Once upon a time, a fledgling NBA franchise owner took an NBA Draft day flyer on a tall, awkward German kid who seemed not to have been told that bowl cuts were out. Fifteen years hence, fans of the Dallas Mavericks have something no one in this city could’ve imagined in 1998: a cherished son in the same pantheon as Emmitt Smith and Nolan Ryan. Unlike the majority of his NBA contemporaries, Dirk Nowitzki has played his entire career not only with true fidelity to one city, but without ever hiring an agent, even taking pay cuts down the home stretch of his career in the sole interest of his team’s title hopes.
Dirk has been public about his desire to compete for a title while singing his swan song, and the Mavericks front office has affirmed its plans to make that a reality. It’s therefore been a point of debate in Mavs Nation whether owner Mark Cuban’s decision to blow up the title team (in light of the new collective bargaining agreement) was the best first step in those plans.
For many of us—including myself—Mark did right. First and foremost, he did right as an owner. Anyone with clear eyes in 2011 could see that Dallas’ title run was pure lightning in a bottle. No one expected the Mavs to do that in the first place, and when one considers that a lockout was looming, a new CBA had yet to be drafted and Jason Kidd was fast running out of usefulness, a serious title defense was never a realistic dream.
But that reality notwithstanding, if you agree that math “talks,” Cuban did right by Dirk as well. The plan, famously referred to now as “Dry Powder,” was to chop the roster down to a handful of cap-friendly contracts over two seasons, setting up Dallas as top contenders for free agent Dwight Howard, with the subsequent plan to add one more “big fish” the year after.
But as the Twitter hashtag #Dwight2Dallas was gradually replaced by #Dwightmare, Dallas fans (and most certainly Mark Cuban) began to experience a painful paradigm shift. Mavs writers started noting on Twitter that the Golden State Warriors had just accomplished in a couple of days what Cuban and Co. had taken two years to do. Obviously, Dwight ended up going to the Houston Rockets anyway, but that only prompted the further realization that in today’s NBA, cap space isn’t quite so sexy to free agents as are the guys who wear the jerseys. Put another way, Houston met with Dwight and said, “We’ve got a team full of young, great talent all signed to long-term deals, and they’re just a ‘Dwight Howard’ away from being contenders.” Dallas met with him and said, “We have an aging icon, a great credit score and the hope of a better future.” Any wonder why Dwight ended up a Rocket?

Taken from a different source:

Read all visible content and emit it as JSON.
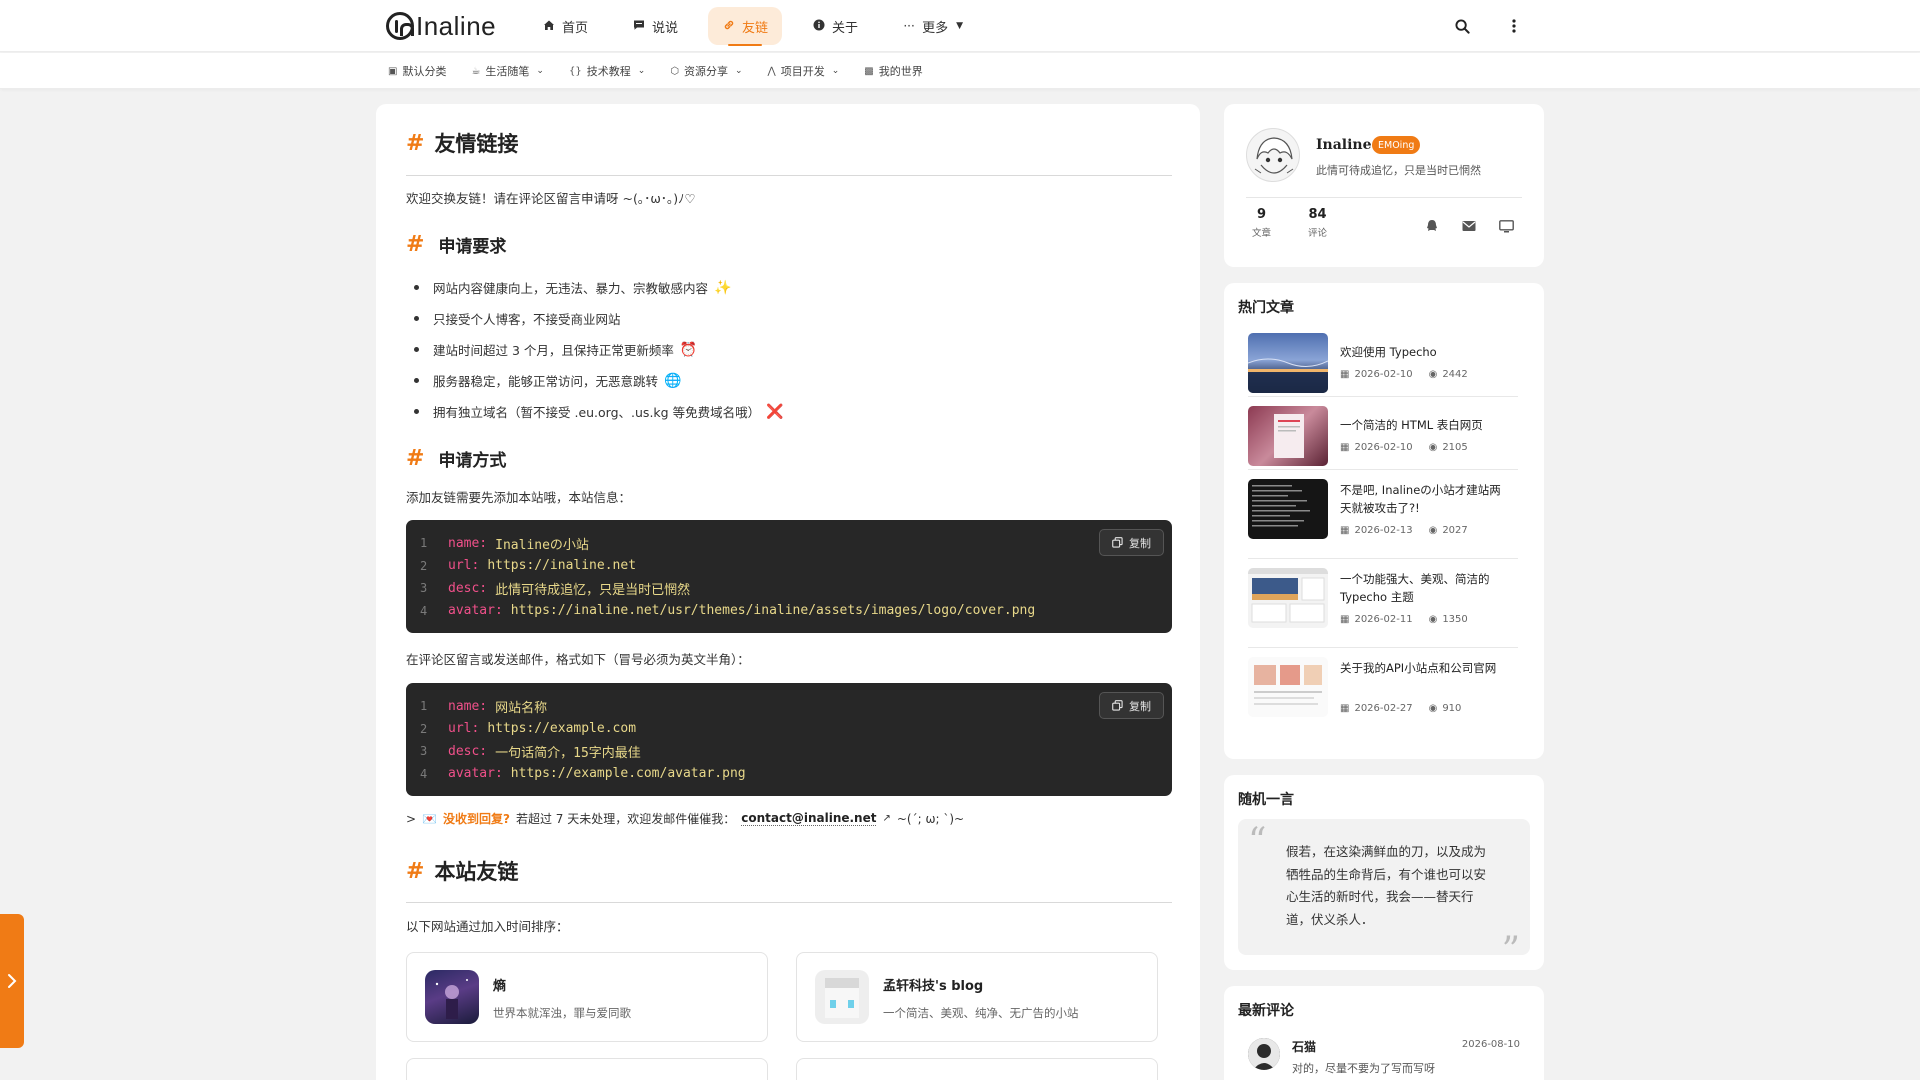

So where are we now? Is Dirk going to sing that swan song (which, thank God, is a figure of speech) in a packed stadium or at a dimly lit karaoke bar? Surprisingly, it remains to be seen. What looked like a corpse two weeks ago has gained a low pulse in the form of Jose Calderon, Monta Ellis and unsung rim-controller Samuel Dalembert. All three of the aforementioned are position upgrades from last season’s team, which only narrowly missed the playoffs despite Dirk being a virtual non-entity until roughly May. Add to that the potential signings of Devin Harris, wildcard big man Greg Oden and a possible top free agent in 2014, and I for one find myself raising The Eyebrow of Guarded Optimism.
Will Cuban’s Dwightmare recovery scheme ensure a soft landing spot for Dirk? Far too early to tell, but the tall baller from Germany is no spectator of the process. The man can still play, and given that he and Mark brought us our first championship trophy a mere two years ago, perhaps we Mavs fans can scrape together another 12 months’ worth of trust.